-- Provided material follows --
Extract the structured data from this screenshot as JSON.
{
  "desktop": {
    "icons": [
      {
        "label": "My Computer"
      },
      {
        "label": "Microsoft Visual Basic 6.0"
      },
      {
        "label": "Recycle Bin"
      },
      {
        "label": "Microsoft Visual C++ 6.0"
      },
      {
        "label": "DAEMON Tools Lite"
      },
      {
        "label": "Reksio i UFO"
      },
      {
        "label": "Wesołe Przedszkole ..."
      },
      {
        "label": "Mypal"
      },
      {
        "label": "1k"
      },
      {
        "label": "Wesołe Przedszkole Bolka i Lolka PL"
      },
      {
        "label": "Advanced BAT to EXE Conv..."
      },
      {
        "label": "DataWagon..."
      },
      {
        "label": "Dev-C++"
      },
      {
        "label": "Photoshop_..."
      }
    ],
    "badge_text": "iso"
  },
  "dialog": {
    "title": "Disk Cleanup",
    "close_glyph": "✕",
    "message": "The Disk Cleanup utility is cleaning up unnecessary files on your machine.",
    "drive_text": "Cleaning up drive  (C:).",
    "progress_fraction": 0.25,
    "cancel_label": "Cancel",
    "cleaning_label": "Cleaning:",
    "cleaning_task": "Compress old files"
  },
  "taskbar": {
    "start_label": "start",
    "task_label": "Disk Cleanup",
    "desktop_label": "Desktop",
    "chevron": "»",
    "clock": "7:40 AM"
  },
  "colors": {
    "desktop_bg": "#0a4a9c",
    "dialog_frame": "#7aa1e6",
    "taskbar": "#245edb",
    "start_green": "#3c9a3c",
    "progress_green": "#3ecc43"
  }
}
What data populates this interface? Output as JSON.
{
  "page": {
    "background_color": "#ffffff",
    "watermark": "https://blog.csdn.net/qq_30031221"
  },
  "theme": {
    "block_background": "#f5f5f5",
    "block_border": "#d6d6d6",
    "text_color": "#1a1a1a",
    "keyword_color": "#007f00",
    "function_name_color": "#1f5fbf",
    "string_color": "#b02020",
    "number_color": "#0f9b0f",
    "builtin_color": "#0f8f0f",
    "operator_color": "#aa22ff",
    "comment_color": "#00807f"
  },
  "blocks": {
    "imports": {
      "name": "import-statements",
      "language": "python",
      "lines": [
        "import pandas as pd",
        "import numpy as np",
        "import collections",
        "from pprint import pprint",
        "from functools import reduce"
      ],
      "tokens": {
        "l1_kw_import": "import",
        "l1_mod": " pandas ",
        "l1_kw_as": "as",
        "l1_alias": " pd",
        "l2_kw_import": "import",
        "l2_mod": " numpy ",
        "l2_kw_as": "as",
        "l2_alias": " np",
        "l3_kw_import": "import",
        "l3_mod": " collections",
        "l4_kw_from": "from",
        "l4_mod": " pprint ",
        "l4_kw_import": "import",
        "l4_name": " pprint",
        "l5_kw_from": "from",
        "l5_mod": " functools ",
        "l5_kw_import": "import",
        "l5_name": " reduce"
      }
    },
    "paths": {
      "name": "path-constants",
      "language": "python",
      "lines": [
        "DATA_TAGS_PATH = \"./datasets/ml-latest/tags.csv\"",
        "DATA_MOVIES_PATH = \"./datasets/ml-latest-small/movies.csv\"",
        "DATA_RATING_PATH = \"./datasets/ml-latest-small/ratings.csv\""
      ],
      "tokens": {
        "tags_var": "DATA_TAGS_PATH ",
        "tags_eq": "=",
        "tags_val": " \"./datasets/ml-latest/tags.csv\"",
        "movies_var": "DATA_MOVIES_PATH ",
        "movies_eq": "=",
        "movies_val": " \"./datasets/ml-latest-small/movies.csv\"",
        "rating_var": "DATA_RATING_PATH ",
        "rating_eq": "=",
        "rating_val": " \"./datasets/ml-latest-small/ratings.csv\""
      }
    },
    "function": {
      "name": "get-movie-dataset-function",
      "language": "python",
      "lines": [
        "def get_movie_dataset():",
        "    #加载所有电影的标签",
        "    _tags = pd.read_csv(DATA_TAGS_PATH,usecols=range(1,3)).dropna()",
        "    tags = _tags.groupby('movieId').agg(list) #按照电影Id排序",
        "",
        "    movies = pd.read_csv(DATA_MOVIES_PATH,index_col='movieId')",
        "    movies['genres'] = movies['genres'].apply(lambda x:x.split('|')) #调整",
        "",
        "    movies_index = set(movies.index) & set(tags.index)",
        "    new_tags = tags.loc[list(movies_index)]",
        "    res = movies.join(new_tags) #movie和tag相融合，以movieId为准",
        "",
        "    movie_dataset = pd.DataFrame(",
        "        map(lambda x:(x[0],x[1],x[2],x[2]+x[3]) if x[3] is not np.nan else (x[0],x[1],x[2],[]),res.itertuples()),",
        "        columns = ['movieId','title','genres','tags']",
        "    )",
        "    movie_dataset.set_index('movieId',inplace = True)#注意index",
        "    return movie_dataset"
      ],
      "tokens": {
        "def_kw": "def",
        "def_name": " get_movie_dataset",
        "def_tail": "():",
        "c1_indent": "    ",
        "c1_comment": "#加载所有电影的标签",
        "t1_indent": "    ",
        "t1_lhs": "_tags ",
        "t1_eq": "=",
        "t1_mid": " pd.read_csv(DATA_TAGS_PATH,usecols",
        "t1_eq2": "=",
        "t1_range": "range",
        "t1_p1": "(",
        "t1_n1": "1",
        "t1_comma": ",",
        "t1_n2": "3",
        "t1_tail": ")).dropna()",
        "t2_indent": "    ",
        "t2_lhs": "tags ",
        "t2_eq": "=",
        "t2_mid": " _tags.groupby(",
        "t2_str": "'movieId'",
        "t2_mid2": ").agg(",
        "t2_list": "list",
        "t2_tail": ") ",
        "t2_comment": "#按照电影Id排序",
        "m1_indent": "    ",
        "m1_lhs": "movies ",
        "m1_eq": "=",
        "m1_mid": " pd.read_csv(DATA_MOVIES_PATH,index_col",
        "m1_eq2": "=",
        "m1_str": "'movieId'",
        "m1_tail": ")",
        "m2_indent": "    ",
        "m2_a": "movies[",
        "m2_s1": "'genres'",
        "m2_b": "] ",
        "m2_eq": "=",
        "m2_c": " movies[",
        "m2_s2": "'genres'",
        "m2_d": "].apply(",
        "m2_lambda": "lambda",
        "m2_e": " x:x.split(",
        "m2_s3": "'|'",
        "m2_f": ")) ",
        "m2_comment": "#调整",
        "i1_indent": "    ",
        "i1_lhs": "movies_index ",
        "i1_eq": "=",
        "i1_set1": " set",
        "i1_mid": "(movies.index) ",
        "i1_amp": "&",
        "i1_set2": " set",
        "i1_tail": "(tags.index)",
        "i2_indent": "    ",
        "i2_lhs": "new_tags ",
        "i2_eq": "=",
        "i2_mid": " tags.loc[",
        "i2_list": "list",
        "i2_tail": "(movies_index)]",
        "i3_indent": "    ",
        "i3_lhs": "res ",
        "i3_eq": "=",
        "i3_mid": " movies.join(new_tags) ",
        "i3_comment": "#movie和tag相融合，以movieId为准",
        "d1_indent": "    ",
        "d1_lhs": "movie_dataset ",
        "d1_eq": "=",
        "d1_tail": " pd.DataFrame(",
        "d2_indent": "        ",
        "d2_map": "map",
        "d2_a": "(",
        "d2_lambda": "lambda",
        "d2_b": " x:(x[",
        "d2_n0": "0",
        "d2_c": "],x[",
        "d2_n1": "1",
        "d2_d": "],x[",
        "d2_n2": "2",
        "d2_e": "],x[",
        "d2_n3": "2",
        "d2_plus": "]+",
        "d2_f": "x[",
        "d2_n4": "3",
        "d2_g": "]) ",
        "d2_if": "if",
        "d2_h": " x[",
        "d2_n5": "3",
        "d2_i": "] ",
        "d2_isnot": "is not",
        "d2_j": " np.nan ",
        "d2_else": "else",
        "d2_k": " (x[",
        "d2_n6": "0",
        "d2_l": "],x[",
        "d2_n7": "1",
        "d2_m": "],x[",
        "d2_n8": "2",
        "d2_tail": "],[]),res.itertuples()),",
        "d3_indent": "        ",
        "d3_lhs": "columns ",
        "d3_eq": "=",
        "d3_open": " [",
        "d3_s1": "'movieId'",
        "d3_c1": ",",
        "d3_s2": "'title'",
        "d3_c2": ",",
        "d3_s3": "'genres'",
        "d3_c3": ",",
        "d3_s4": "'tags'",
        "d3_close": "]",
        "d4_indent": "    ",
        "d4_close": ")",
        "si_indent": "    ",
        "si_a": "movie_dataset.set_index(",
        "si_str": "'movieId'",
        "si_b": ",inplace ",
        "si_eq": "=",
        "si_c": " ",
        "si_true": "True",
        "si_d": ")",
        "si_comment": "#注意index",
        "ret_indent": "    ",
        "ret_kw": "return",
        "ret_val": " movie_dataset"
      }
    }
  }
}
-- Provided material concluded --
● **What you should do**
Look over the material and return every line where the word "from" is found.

● **Task result**
Extract the structured data from this screenshot as JSON.
        "from pprint import pprint",
        "from functools import reduce"
        "l4_kw_from": "from",
        "l5_kw_from": "from",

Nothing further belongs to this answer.